Driving California

We too read the reports, but then we visited campus childcare centers across the state and found that the data was misleading. It's true that California is among the leaders in terms of campuses with childcare centers, but with only two exceptions, every school we visited had a waitlist for childcare seats that they claimed could take up to two years to clear. And every representative emphasized to us that they could not guarantee a college applicant a childcare seat should she be admitted to the university.

In other words, inadequate childcare centers force teen mothers into an impossible scenario: In order to improve their conditions, they have to apply to college, enroll in classes, move to campus, pay the associated expenses and then face the reality that they may have to drop out because they can't secure a childcare seat in the university's facility. This is the norm, and it's why so few teen mothers apply to college. This isn't information that shows up in the data. To understand why teen moms don't apply to college, one needs to drive.

The Voucher System

It turns out that California has a fairly robust voucher system that pays for childcare services while the mother is in class. It isn't perfect, and there are often multiple, confusing options that vary by county, but there are in fact solutions that allow mothers to cover the full cost of childcare while in school — the most obvious example being the voucher system funded and administered by the California Department of Education.

The problem is that because of ignorance and apathy, many campus childcare centers don't accept the vouchers. In fact, a surprising number of facilities are unaware that they exist. The end result is that young single mothers are locked out — not just of childcare but also of college.

The Bottom Line

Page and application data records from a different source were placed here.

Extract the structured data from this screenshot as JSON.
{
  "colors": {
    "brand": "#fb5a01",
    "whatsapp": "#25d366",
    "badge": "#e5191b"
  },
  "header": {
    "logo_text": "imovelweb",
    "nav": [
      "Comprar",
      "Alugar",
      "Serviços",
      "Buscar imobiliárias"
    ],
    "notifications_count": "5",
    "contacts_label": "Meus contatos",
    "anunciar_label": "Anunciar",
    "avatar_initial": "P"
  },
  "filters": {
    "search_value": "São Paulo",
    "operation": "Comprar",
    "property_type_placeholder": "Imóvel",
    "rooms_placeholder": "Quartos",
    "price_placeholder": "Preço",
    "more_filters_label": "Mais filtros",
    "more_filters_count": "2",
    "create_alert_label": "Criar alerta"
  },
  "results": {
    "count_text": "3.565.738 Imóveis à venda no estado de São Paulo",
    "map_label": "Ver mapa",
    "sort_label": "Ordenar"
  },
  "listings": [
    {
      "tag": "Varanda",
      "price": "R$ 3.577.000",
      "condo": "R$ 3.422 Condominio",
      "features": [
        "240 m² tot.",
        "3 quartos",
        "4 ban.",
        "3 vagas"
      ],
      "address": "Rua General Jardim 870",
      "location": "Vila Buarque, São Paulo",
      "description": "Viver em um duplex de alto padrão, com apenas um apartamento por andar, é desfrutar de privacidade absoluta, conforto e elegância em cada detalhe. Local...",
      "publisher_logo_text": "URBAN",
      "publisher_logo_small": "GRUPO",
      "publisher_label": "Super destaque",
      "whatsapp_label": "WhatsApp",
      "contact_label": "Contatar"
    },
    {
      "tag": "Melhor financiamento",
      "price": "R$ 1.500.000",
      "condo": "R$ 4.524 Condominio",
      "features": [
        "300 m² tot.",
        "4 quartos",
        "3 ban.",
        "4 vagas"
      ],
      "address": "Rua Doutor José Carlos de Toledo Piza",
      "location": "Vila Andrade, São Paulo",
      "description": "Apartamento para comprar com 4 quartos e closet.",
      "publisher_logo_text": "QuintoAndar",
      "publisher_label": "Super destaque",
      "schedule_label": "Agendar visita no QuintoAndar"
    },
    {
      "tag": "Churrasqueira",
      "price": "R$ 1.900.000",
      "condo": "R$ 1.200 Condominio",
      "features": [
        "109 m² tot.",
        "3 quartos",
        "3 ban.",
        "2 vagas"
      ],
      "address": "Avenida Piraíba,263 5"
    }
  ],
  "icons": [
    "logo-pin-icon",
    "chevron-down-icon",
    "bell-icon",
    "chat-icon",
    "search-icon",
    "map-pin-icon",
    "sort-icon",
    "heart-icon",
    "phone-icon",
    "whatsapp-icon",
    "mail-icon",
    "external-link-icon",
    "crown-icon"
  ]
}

For all practical purposes, university childcare centers exist only as phantoms. They appear on paper, but a 17-year-old mother desperate to attend college will be told that she can't be guaranteed a spot for her child. Because of ignorance, she won't be informed that a voucher system exists; because of apathy, university administrators won't improve the situation on their own. And their appalling indifference to the fate of these young women is made worse by the fact that fixing the problem isn't all that difficult.